Stewart, Chris "Driving over Lemons. An Optimist in Spain" - 1999
As a Genesis fan, I knew the name Chris Stewart, of course, but I didn't think the former drummer of this fabulous band was also a farmer in Spain and had written a book about it. And what an interesting one. I have read a few of these books about someone from a more Northern and/or richer country going to Southern Europe (Spain, France, Italy) to get away from it all, buy an old house, raise vegetables and some animals … I'm sure we all have.
This is a nice account of someone who changed his life at a young age and never looked back. We get to laugh with him about all the little problems that arise and rejoice about any little progress he makes.
From the back cover:
"When English sheep shearer Chris Stewart (once a drummer for Genesis) bought an isolated farmhouse in the mountains outside of Granada, Spain, he was fully aware that it didn't have electricity, running water, or access to roads. But he had little idea of the headaches and hilarity that would follow (including scorpions, runaway sheep, and the former owner who won't budge). He also had no idea that his memoir about southern Spain would set a standard for literary travel writing.
This rip-roaringly funny book about seeking a place in an earthy community of peasants and shepherds gives a realistic sense of the hassles and rewards of foreign relocation.
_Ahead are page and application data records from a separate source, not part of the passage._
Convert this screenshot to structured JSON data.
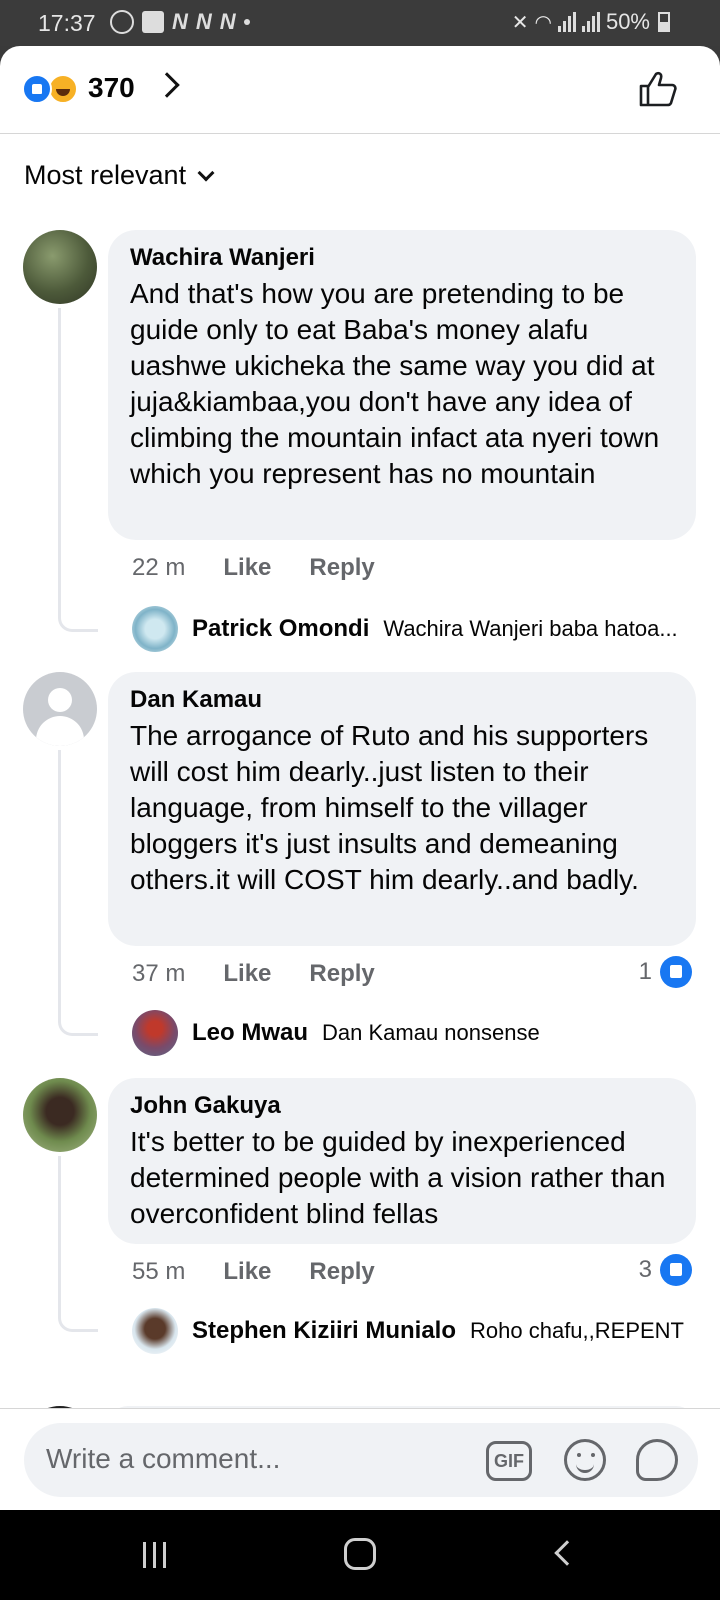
{
  "status_bar": {
    "time": "17:37",
    "notif_letters": [
      "N",
      "N",
      "N"
    ],
    "battery": "50%"
  },
  "header": {
    "reaction_count": "370",
    "reactions": [
      "like-icon",
      "haha-icon"
    ]
  },
  "sort": {
    "label": "Most relevant"
  },
  "comments": [
    {
      "author": "Wachira Wanjeri",
      "text": "And that's how you are pretending to be guide only to eat Baba's money alafu uashwe ukicheka the same way you did at juja&kiambaa,you don't have any idea of climbing the mountain infact ata nyeri town which you represent has no mountain",
      "time": "22 m",
      "like_label": "Like",
      "reply_label": "Reply",
      "likes": "",
      "reply": {
        "author": "Patrick Omondi",
        "text": "Wachira Wanjeri baba hatoa..."
      }
    },
    {
      "author": "Dan Kamau",
      "text": "The arrogance of Ruto and his supporters will cost him dearly..just listen to their language, from himself to the villager bloggers it's just insults and demeaning others.it will COST him dearly..and badly.",
      "time": "37 m",
      "like_label": "Like",
      "reply_label": "Reply",
      "likes": "1",
      "reply": {
        "author": "Leo Mwau",
        "text": "Dan Kamau nonsense"
      }
    },
    {
      "author": "John Gakuya",
      "text": "It's better to be guided by inexperienced determined people with a vision rather than overconfident blind fellas",
      "time": "55 m",
      "like_label": "Like",
      "reply_label": "Reply",
      "likes": "3",
      "reply": {
        "author": "Stephen Kiziiri Munialo",
        "text": "Roho chafu,,REPENT"
      }
    }
  ],
  "composer": {
    "placeholder": "Write a comment...",
    "gif_label": "GIF"
  },
  "colors": {
    "accent": "#1877f2",
    "bubble": "#f0f2f5",
    "secondary_text": "#65676b"
  }
}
Part of its allure stems from the absence of rose-colored glasses, mainly Stewart's refusal to merely coo about the piece of heaven he's found or to portray all residents as angels. Stewart's hilarious and beautifully written passages are deep in their honest perceptions of the place and the sometimes xenophobic natives, whose reception of the newcomers ranges from warm to gruff.
After reading about struggles with dialects, animal husbandry, droughts, flooding, and such local rituals as pig slaughters and the rebuilding of bridges, you may not wish to live Chris Stewart's life. But you can't help but admire him and his wife, Ana, for digging out a niche in these far-flung mountains, for successfully befriending the denizens, and for so eloquently and comically telling the truth. The rich, vibrant, and unromanticized candor of Driving over Lemons makes it a laudable standout in a genre too often typified by laughable naiveté."
Chris Stewart also writes two blogs, one in English, one in Spanish , you can get a little glimpse of his life here, as well.
Driving over Lemons